• [WORK ORDER] Please tally every line in the listing below where the word "value" appears, then give the number and nothing more.

• [MATERIAL SHOWN]
━━━━━━
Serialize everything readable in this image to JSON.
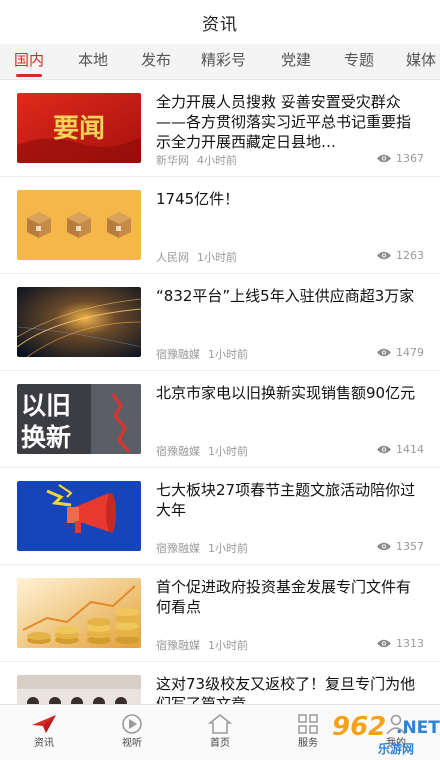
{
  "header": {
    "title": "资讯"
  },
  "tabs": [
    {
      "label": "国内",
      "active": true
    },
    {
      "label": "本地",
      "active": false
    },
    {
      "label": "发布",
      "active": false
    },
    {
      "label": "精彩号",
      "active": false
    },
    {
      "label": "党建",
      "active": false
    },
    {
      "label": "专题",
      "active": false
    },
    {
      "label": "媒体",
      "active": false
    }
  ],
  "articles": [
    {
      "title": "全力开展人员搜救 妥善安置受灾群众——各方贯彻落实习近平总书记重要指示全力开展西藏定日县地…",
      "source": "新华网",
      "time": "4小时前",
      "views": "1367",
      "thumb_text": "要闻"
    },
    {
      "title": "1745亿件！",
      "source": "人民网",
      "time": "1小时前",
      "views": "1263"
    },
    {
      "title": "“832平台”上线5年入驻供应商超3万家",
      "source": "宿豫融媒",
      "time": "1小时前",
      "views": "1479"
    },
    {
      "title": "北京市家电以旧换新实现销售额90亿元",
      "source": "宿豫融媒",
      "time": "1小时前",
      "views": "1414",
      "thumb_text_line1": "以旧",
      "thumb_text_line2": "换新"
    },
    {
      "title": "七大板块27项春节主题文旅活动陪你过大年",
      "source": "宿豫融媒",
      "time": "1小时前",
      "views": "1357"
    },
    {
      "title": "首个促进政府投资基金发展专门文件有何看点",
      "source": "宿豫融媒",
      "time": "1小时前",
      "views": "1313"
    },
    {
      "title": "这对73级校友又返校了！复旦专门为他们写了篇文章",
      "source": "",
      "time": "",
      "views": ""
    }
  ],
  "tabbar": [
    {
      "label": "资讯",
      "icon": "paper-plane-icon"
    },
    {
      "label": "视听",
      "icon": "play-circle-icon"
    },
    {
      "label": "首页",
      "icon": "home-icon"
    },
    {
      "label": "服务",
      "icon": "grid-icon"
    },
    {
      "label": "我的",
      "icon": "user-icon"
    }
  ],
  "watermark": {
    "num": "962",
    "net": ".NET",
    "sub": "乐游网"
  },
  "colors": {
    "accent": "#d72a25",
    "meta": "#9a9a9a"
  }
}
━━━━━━
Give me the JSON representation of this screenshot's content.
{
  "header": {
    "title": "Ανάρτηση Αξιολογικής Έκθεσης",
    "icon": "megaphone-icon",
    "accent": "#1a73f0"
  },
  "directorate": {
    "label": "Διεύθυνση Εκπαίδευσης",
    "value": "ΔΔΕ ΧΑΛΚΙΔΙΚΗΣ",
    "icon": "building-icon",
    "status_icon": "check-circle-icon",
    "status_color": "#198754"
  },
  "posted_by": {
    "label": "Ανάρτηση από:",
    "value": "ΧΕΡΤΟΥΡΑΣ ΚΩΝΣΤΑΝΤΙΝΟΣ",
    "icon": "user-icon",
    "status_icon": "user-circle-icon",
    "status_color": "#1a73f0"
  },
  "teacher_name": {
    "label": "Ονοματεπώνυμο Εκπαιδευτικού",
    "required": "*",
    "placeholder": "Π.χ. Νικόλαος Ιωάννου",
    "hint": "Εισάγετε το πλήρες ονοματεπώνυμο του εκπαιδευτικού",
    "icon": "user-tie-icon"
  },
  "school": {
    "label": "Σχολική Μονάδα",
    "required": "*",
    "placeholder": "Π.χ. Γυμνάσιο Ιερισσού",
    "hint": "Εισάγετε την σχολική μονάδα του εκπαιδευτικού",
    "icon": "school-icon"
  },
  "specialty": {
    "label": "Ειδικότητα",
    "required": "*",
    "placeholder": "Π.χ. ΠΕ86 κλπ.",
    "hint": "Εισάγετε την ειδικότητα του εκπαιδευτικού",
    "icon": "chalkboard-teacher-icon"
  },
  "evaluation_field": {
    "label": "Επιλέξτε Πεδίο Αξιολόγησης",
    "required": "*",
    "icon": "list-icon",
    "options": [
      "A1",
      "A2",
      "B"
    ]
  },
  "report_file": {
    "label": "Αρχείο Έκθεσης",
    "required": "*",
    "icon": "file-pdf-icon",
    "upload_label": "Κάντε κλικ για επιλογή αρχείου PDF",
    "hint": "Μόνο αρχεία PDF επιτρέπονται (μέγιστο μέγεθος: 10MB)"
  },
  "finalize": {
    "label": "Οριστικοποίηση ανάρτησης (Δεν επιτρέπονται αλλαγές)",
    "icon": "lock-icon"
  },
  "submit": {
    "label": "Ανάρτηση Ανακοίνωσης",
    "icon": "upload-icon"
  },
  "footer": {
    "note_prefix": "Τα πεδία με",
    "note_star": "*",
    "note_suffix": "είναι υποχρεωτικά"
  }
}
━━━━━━
• [RESULT] 2